Work request: Looking at the data below, report how many lines contain "Last", with no other words.

▼

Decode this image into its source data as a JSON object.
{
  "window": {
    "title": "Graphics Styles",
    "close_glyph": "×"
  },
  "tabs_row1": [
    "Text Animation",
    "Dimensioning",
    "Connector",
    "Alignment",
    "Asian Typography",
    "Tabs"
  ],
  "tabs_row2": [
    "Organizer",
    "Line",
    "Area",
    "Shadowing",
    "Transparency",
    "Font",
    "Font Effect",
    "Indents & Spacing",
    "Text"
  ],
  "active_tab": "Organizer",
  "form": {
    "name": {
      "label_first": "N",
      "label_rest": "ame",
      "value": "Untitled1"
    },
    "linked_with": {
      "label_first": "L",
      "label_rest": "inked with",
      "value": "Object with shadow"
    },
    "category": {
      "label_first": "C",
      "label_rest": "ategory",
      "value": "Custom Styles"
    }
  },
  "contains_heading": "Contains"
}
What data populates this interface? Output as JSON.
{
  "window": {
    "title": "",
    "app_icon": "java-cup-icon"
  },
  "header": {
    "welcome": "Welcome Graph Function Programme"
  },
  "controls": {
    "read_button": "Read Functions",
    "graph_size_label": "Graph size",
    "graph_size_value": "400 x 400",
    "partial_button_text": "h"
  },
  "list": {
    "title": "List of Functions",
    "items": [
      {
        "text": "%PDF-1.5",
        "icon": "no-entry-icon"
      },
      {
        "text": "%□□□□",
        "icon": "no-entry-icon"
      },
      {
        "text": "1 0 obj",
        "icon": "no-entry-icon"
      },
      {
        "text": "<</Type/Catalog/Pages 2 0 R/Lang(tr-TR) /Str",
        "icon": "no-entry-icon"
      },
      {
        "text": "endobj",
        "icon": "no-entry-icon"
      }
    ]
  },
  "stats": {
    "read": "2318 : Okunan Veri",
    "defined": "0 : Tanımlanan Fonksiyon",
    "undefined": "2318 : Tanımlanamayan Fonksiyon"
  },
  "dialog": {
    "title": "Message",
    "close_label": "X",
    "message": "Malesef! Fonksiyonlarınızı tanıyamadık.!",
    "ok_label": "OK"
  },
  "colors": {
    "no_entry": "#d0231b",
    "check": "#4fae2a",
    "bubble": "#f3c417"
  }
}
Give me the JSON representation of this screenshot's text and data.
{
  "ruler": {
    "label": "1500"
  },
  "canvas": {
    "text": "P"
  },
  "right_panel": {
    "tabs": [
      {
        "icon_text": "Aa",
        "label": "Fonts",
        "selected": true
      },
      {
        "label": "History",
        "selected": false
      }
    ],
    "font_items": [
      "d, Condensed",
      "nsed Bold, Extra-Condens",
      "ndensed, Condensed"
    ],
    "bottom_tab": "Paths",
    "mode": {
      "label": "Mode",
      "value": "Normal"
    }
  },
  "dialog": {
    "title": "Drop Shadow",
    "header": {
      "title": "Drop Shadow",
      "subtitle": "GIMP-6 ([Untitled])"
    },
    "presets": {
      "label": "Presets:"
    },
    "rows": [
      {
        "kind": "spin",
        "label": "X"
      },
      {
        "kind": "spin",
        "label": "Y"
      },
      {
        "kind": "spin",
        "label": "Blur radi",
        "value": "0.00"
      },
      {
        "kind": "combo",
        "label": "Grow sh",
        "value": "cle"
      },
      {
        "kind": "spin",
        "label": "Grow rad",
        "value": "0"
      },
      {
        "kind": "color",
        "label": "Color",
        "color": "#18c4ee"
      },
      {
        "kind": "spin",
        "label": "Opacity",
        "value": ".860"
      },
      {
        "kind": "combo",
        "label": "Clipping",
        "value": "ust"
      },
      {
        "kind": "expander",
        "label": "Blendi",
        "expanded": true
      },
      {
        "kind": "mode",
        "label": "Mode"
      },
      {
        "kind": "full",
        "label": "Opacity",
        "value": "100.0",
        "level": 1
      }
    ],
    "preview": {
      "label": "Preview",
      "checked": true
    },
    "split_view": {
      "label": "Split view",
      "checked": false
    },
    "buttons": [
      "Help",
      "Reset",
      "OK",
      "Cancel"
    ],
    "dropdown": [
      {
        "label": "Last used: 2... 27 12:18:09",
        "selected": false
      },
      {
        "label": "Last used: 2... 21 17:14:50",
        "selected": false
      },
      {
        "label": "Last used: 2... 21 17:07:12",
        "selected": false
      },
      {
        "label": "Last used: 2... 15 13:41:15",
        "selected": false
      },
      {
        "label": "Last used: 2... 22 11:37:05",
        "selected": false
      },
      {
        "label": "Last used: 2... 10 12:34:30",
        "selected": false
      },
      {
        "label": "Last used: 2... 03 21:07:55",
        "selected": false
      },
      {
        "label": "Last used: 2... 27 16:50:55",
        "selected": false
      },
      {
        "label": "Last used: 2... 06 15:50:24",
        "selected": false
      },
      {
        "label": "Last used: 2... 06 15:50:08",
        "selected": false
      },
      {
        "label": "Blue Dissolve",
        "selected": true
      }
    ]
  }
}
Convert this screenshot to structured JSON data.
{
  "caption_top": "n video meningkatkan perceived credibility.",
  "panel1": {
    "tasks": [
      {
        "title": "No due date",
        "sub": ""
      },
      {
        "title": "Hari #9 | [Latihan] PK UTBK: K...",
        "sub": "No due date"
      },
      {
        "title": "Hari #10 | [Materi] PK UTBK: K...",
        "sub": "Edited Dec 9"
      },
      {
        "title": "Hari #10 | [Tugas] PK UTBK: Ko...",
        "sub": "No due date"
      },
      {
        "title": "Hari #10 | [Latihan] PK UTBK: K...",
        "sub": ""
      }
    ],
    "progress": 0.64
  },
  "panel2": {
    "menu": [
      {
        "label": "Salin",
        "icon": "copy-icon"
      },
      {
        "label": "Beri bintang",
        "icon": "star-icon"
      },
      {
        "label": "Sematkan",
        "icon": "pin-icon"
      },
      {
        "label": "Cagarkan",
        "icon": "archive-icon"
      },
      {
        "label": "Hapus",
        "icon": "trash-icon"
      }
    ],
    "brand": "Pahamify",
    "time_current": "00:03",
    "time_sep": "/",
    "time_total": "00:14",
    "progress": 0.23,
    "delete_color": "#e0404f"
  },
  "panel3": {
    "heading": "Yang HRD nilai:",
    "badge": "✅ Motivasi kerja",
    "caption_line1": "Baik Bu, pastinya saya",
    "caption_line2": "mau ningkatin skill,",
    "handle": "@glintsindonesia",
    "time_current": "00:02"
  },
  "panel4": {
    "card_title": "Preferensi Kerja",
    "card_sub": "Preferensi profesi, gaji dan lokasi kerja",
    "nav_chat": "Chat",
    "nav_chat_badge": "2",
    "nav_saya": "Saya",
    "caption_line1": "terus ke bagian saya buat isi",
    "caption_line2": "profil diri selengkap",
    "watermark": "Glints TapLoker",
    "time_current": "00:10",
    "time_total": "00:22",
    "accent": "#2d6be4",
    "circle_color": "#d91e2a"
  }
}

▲

Solution to this exercise: 10